Integrating climate information into green growth finance in Rwanda

Rwanda has made significant progress in financing local green growth initiatives. However, integrating climate risks into project design remains a challenge. SouthSouthNorth (SSN), under Future Climate For Africa (FCFA), is assisting Rwanda’s national climate and environment fund (FONERWA) to ensure that green growth projects consider the risks and opportunities that climate change presents.

Rwanda is at the forefront of promoting green growth initiatives in Africa, through its recently established environment and climate change fund, FONERWA. With a value of approximately US$49 million, FONERWA. has approved 33 projects across Rwanda with values between US$500,000 and US$5 million since 2014. The fund is open to both public and private sector applicants under the following investment priorities: conservation and sustainable management of natural resources; research & development, technology transfer and implementation; environment and climate change mainstreaming; and environmental impact assessment monitoring & enforcement.

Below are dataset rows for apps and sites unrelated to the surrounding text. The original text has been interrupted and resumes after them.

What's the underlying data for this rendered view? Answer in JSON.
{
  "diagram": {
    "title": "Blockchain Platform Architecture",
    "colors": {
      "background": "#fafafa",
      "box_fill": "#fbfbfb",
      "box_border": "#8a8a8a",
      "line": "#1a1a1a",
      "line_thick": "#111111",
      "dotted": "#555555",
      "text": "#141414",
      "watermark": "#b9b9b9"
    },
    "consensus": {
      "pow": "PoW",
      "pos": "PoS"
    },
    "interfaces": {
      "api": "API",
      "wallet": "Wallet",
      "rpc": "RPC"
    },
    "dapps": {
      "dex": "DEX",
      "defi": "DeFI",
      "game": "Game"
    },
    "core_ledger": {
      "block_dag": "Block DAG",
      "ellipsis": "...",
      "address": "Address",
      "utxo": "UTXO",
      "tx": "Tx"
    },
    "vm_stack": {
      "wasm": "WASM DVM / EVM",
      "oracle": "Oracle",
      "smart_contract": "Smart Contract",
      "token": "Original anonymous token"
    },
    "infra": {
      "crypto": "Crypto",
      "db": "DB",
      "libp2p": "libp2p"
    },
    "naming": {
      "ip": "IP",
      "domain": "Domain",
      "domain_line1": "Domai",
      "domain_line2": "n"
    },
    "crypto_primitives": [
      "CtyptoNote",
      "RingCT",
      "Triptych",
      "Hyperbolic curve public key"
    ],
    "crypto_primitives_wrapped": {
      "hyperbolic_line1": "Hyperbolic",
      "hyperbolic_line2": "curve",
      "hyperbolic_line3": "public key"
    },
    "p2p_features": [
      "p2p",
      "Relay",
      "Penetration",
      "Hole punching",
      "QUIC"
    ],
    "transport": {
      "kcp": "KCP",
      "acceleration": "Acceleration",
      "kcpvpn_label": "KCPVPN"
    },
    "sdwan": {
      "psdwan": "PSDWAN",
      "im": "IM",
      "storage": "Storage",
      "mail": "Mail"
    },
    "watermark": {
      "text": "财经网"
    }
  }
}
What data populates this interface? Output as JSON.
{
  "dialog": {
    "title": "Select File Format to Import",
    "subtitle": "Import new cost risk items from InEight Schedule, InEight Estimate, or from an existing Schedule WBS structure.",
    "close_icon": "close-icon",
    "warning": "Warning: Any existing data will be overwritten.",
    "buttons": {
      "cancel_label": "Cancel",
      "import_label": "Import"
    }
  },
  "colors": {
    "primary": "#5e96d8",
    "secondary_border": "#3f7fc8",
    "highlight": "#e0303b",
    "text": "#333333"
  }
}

FONERWA has the potential to play a leading role in attracting private sector investment for green growth initiatives that are climate resilient. However, Rwanda’s private sector has low awareness of climate risks and adaptation options. FONERWA has trained 723 prospective local applicants in proposal development, but the fund’s capacity to screen project proposals for climate risks remains limited. There are many cases where funded projects are not considering or appropriately integrating current or future climate risks into project design. For example, some community based agricultural projects had not accounted for how climate change might affect the proposed agricultural investment, risking decline in crop yields or incorrect farming practices. This means that there is a potential risk of failure or sub-optimal return over project lifespans.

A central question for support to FONERWA is how to engage a small national fund, where there is limited additional funding for costly screening and adaptation design options, to consider climate risks and do “light touch” approaches to climate risk screening and adaptation.

There are two key parts to the solution: develop the capacity of the project appraisal team to perform a rudimentary screening, and provide them with information they can share with applicants to consider. Providing salient, legitimate, and accessible climate information to the project appraisal team and project applicants is a first step towards integrating appropriate adaptation options into project design.

The process of supporting FONERWA began with a simple factsheet on Rwanda’s climate, which was aimed at testing the type of climate information that the fund staff required. A subsequent workshop drew out rich discussions on the type of information FONERWA needs internally, and to communicate with the applicants. Workshop discussions highlighted the need for climate maps (historical and future) as well as detailed information on the impacts across various sectors. In order to make sense of the climate information, the impacts need to be relevant and succinct.

Following this, applicants received face-to-face advisory support as part of more general fund application process, in which climate risks were identified for the majority of proposals. This technical workshop further highlighted the need for a detailed understanding of climate impacts amongst the FONERWA staff as well as the project applicants. The projects were broadly categorised under the agriculture, energy, tourism, infrastructure and private sectors.

FONERWA coordinator Alex Mulisa officially opens the FCFA training workshop.


In order to address the lack of understanding around climate impacts, an agriculture decision support tool is being created. The tool consists of a collection of climate information (historical and future) as well as narratives that explain the impacts for six key export crops and livestock under different generalised climate scenarios. The tool will provide succinct and understandable information on linking the climate to practical impacts. This will help FONERWA appraisal staff to appropriately risk-screen projects, and assist project applicants to consider different climate risks and make sense of the complicated information around climate impacts.

Current SSN support is expected to continue through May 2018. Following the development of the impact narratives, the content will be “ground-truthed” by experts in-country, after which a training workshop will be held to facilitate the effective use of the tool prior to the FONERWA project application workshop. The workshop will be the space where FONERWA staff help applicants to identify risks (climate, financial etc.) and further develop their proposals.

It remains to be seen to what extent the provision of accessible, salient climate information influences project design and finance in a complex decision-making environment, and whether we can demonstrate its contribution towards climate resilient projects. A capacitated FONERWA could facilitate increased private sector investment, and public-private partnerships, in climate resilient projects.

This blog was written by Julio Araujo and Jean-Pierre Roux. For more information on the support being provided to FONERWA, please contact Julio Araujo